Duke University’s Program on Climate-Related Migration (PCRM) serves as a cross-disciplinary platform that brings together researchers, practitioners and policymakers to look more deeply into the interconnected nature of climate change and global migration. With ongoing research projects around the world, we strive to include findings from both the social and natural sciences.
Migration & Development in Ethiopia
In "Migration and development in Ethiopia: Exploring the mechanisms behind an emerging mobility transition," the impact of Ethiopia’s historical development on the nature, volume, and direction of internal and international migration is examined. This detailed case study contributes to a growing body of research on the ‘mobility transition’ by revealing how a society’s entire mobility complex changes—not only levels of international migration—as the social transformations associated with modern-day development proceed.
Climate Game Changers & Migration Models

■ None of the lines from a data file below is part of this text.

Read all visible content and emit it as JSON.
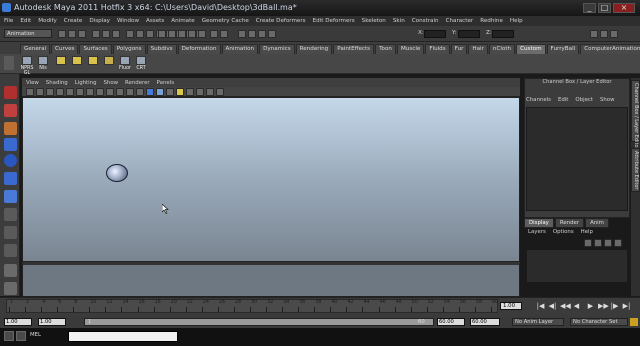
{
  "window": {
    "title": "Autodesk Maya 2011 Hotfix 3 x64: C:\\Users\\David\\Desktop\\3dBall.ma*",
    "buttons": [
      "_",
      "□",
      "×"
    ]
  },
  "menubar": [
    "File",
    "Edit",
    "Modify",
    "Create",
    "Display",
    "Window",
    "Assets",
    "Animate",
    "Geometry Cache",
    "Create Deformers",
    "Edit Deformers",
    "Skeleton",
    "Skin",
    "Constrain",
    "Character",
    "Redhine",
    "Help"
  ],
  "status_line": {
    "mode": "Animation",
    "x_label": "X:",
    "y_label": "Y:",
    "z_label": "Z:"
  },
  "shelf_tabs": [
    "General",
    "Curves",
    "Surfaces",
    "Polygons",
    "Subdivs",
    "Deformation",
    "Animation",
    "Dynamics",
    "Rendering",
    "PaintEffects",
    "Toon",
    "Muscle",
    "Fluids",
    "Fur",
    "Hair",
    "nCloth",
    "Custom",
    "FurryBall",
    "ComputerAnimation"
  ],
  "active_shelf_tab": "Custom",
  "shelf_items": [
    "NPRS GL",
    "Nls",
    "",
    "",
    "",
    "",
    "Fluor",
    "CRT"
  ],
  "panel_menu": [
    "View",
    "Shading",
    "Lighting",
    "Show",
    "Renderer",
    "Panels"
  ],
  "channel_box": {
    "title": "Channel Box / Layer Editor",
    "menu": [
      "Channels",
      "Edit",
      "Object",
      "Show"
    ]
  },
  "side_tabs": [
    "Channel Box / Layer Editor",
    "Attribute Editor"
  ],
  "layer_editor": {
    "tabs": [
      "Display",
      "Render",
      "Anim"
    ],
    "active_tab": "Display",
    "menu": [
      "Layers",
      "Options",
      "Help"
    ]
  },
  "time_slider": {
    "ticks": [
      "1",
      "2",
      "4",
      "6",
      "8",
      "10",
      "12",
      "14",
      "16",
      "18",
      "20",
      "22",
      "24",
      "26",
      "28",
      "30",
      "32",
      "34",
      "36",
      "38",
      "40",
      "42",
      "44",
      "46",
      "48",
      "50",
      "52",
      "54",
      "56",
      "58",
      "60"
    ],
    "current_frame": "1.00",
    "playback_buttons": [
      "|◀",
      "◀|",
      "◀◀",
      "◀",
      "▶",
      "▶▶",
      "|▶",
      "▶|"
    ]
  },
  "range_slider": {
    "start_field": "1.00",
    "start2_field": "1.00",
    "range_start": "1",
    "range_end": "60",
    "end_field": "60.00",
    "end2_field": "60.00",
    "anim_layer": "No Anim Layer",
    "char_set": "No Character Set"
  },
  "command_line": {
    "label": "MEL"
  }
}
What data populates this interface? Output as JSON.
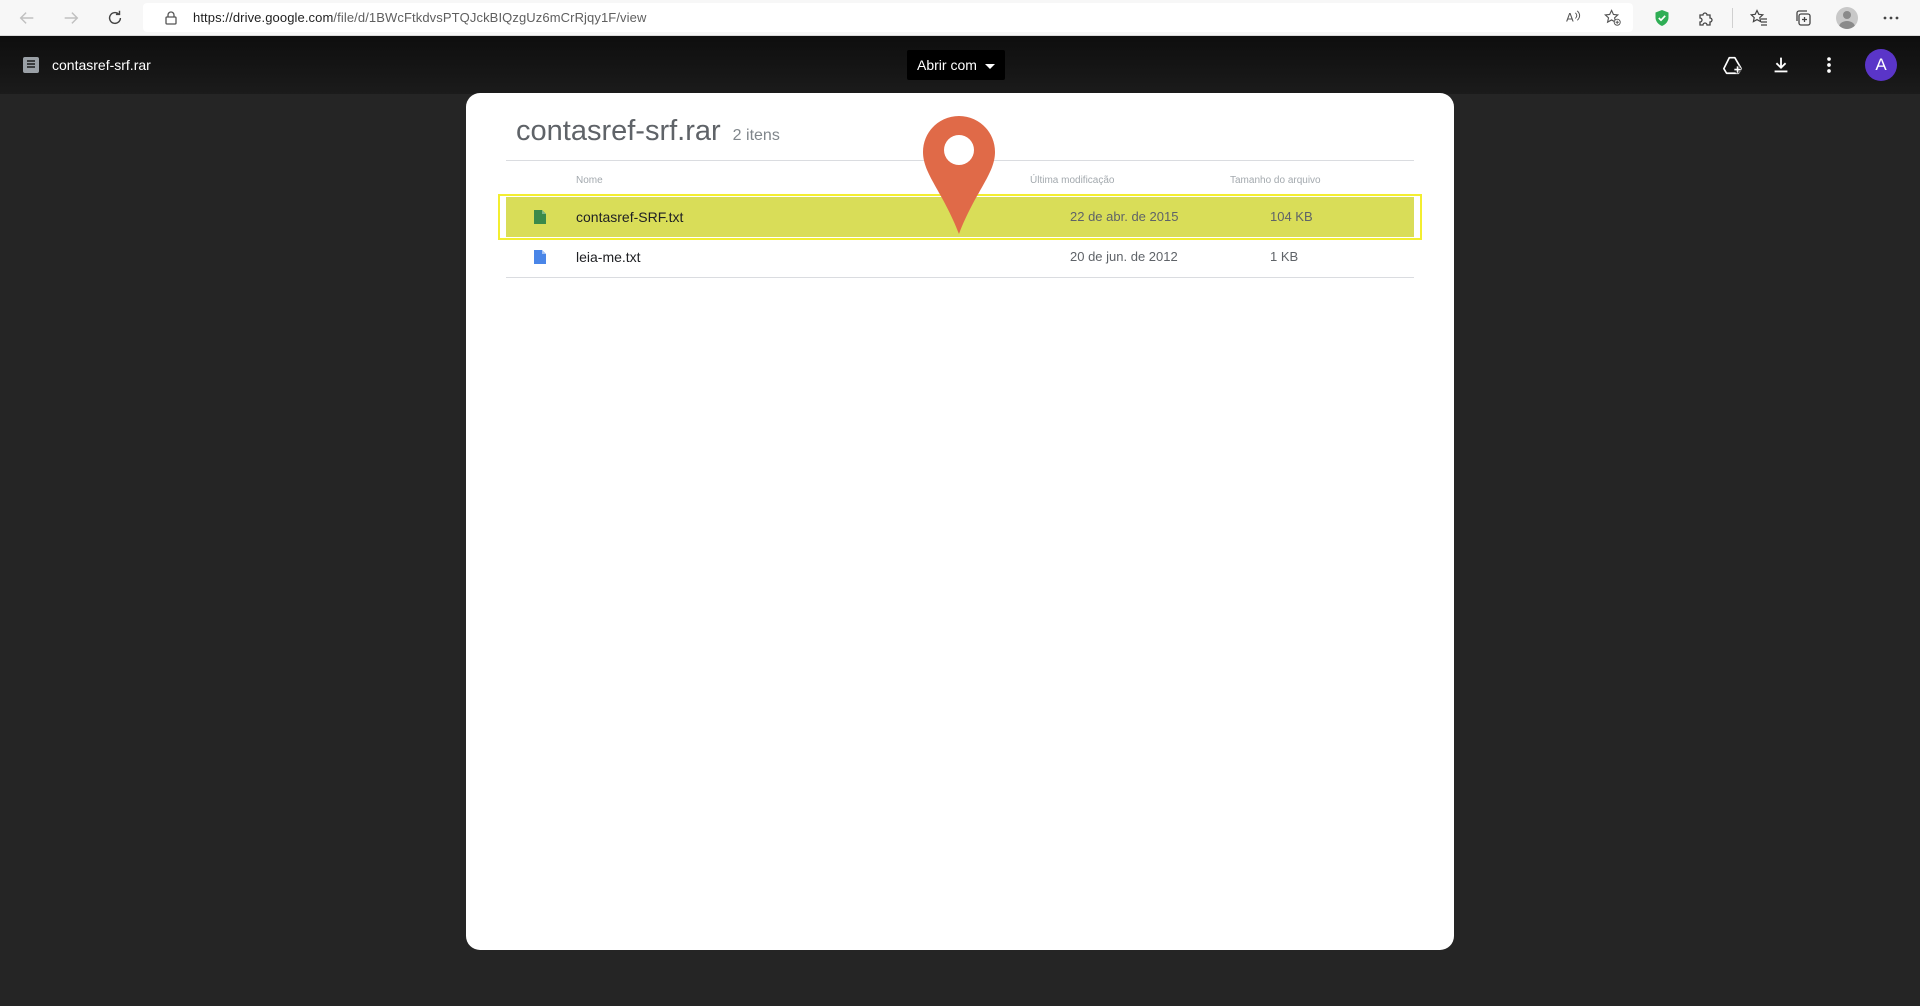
{
  "browser": {
    "url_host": "https://drive.google.com",
    "url_path": "/file/d/1BWcFtkdvsPTQJckBIQzgUz6mCrRjqy1F/view",
    "icons": [
      "back-icon",
      "forward-icon",
      "refresh-icon",
      "lock-icon",
      "read-aloud-icon",
      "favorite-add-icon",
      "shield-extension-icon",
      "extensions-icon",
      "favorites-icon",
      "collections-icon",
      "profile-icon",
      "more-icon"
    ]
  },
  "viewer": {
    "file_title": "contasref-srf.rar",
    "open_with_label": "Abrir com",
    "avatar_letter": "A",
    "avatar_color": "#5a35c8",
    "action_icons": [
      "add-to-drive-icon",
      "download-icon",
      "more-vert-icon"
    ]
  },
  "archive": {
    "name": "contasref-srf.rar",
    "count": "2 itens",
    "columns": {
      "name": "Nome",
      "modified": "Última modificação",
      "size": "Tamanho do arquivo"
    },
    "files": [
      {
        "name": "contasref-SRF.txt",
        "modified": "22 de abr. de 2015",
        "size": "104 KB",
        "icon": "file-icon",
        "icon_color": "#3b8a4a",
        "highlighted": true
      },
      {
        "name": "leia-me.txt",
        "modified": "20 de jun. de 2012",
        "size": "1 KB",
        "icon": "file-icon",
        "icon_color": "#4a86e8",
        "highlighted": false
      }
    ]
  },
  "annotation": {
    "marker": "map-pin-icon",
    "pin_color": "#e06a48",
    "highlight_color": "#d9dd58",
    "highlight_border_color": "#f3ee30"
  }
}
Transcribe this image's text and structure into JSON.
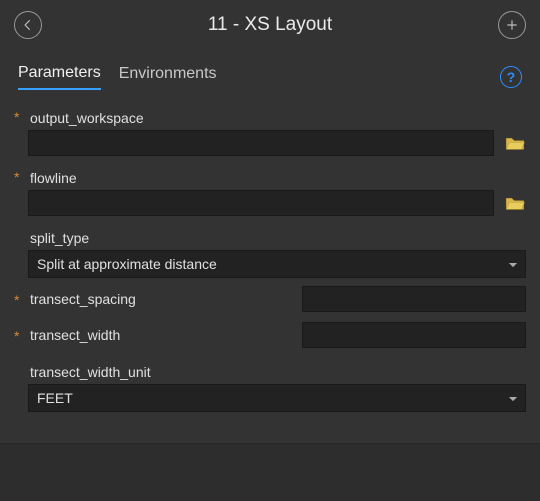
{
  "header": {
    "title": "11 - XS Layout"
  },
  "tabs": {
    "parameters": "Parameters",
    "environments": "Environments"
  },
  "help": {
    "symbol": "?"
  },
  "fields": {
    "output_workspace": {
      "label": "output_workspace",
      "value": "",
      "required": true
    },
    "flowline": {
      "label": "flowline",
      "value": "",
      "required": true
    },
    "split_type": {
      "label": "split_type",
      "value": "Split at approximate distance",
      "required": false
    },
    "transect_spacing": {
      "label": "transect_spacing",
      "value": "",
      "required": true
    },
    "transect_width": {
      "label": "transect_width",
      "value": "",
      "required": true
    },
    "transect_width_unit": {
      "label": "transect_width_unit",
      "value": "FEET",
      "required": false
    }
  },
  "required_marker": "*"
}
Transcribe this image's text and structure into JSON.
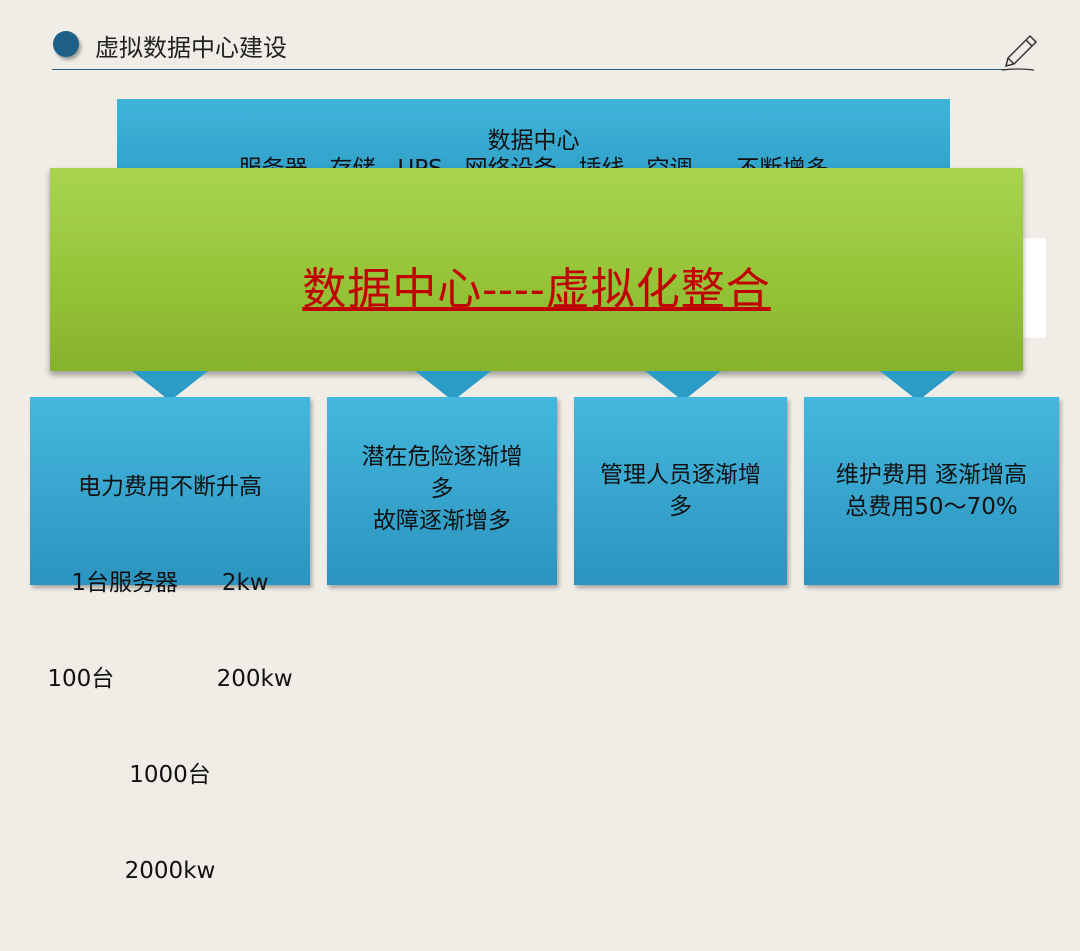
{
  "header": {
    "title": "虚拟数据中心建设"
  },
  "top_box": {
    "line1": "数据中心",
    "line2": "服务器   存储   UPS   网络设备   插线   空调      不断增多"
  },
  "banner": {
    "title": "数据中心----虚拟化整合"
  },
  "cards": [
    {
      "lines": [
        "电力费用不断升高",
        "1台服务器      2kw",
        "100台              200kw",
        "1000台",
        "2000kw"
      ]
    },
    {
      "lines": [
        "潜在危险逐渐增",
        "多",
        "故障逐渐增多"
      ]
    },
    {
      "lines": [
        "管理人员逐渐增",
        "多"
      ]
    },
    {
      "lines": [
        "维护费用 逐渐增高",
        "总费用50～70%"
      ]
    }
  ],
  "colors": {
    "accent": "#1d5f86",
    "banner_green": "#96c438",
    "card_blue": "#3aa9d2",
    "banner_text": "#c00000"
  }
}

Working through USAID’s Research Technical Assistance Center (RTAC), the PCRM team led a review of current literature on the following areas:
Duke University researchers work with practitioners and experts from around the world to influence ongoing debates and inform the questions researchers are asking about climate-related migration.
Rural Development and the Capability to Stay
As part of an award from the Social Science Research Council, Kerilyn Schewel organized two workshops and a virtual speaker series focusing on advancing sustainable rural development in a way that enhances a person’s capability to stay and flourish in rural places.
Our team is committed to translating cutting-edge research to findings that can be applied to pressing policy challenges.
PCRM provides funding for full-time undergraduate and graduate students at Duke University to work on research topics related to climate change and migration, to attend relevant conferences, and to organize public engagement activities.
Funding requests may include costs of research materials, domestic and international travel, and other directly related expenses. All expenses should have a clear justification in the Project Statement.
Average awards range from $250 to $1500, depending upon the activity or project. Applicants are encouraged to apply for additional awards from Duke and other sources. Please note that your budget should include the total cost of the project and not just that portion requested from PCRM.
Applications will be reviewed on a rolling basis. The number of awards is subject to the availability of funds in the next fiscal year.
Applicants must be enrolled full-time in an undergraduate or graduate program at Duke University during the academic year in which the award is used.
Please complete and submit the online application. Included in your application, you will submit the following:
- Cover Letter
- Project Statement (one to two pages) indicating:
- Title of the proposed project
- Description of research/activities
- Plans and general timeline
- Significance of proposed project for future research
- Itemized Budget
- Curriculum Vitae (for graduate students) or Personal Statement (for undergraduate students)
- A Supporting Letter from a faculty member who is familiar with your academic work (submitted directly from faculty member via Qualtrics (Have faculty e-mail supporting letter to email@example.com)
- Confirmation of International Travel Registration for all international travel
- Letter of invitation from organizing/partner institution, if applicable
- IRB approval (not required upon proposal submission, but required to receive award if applicable)
Be aware that your award will be assessed a 34% tax. A Form-1099 will be issued in December, which will enable you to file for its return at the start of the next calendar year.
research involving human subjects
For graduate and professional school students whose proposed research involves human subjects, you should be aware that it is necessary for you to obtain approval of your research from the Institutional Review Board. Please consult with the Office of Research Support about the policies concerning research with human subjects at Duke University. Information can be found on the Office of Research Support website at https://campusirb.duke.edu/.
Duke’s COVID-19 Travel Policy
If you are awarded a Graduate Award that involves travel, it will be necessary for you to complete all requirements for approval of your international travel in accordance with the current Duke Global Travel Policy and COVID-19 Addendum, including via the Duke Travel Registry. The approval process is not automatic and can take time, so you are encouraged to begin this process at the time of application for the research grant. Do not wait until you receive an award notification. No fellowship funds can be released until the necessary registry and approval requirements have been fulfilled. This is a University rule.
Please consult with Global Administrative Travel Support at firstname.lastname@example.org, if you are considering research-related travel and have any specific travel-related questions.
Sarah Bermeo is an associate professor of public policy in the Sanford School of Public Policy. Her research lies at the intersection of international relations and development, with a particular focus on relations between industrialized and developing countries.
Kerilyn Schewel is a lecturing fellow in the Duke Center for International Development. Her research examines the root causes of human migration and immobility, with an emphasis on the themes of gender, youth, rural development and climate change.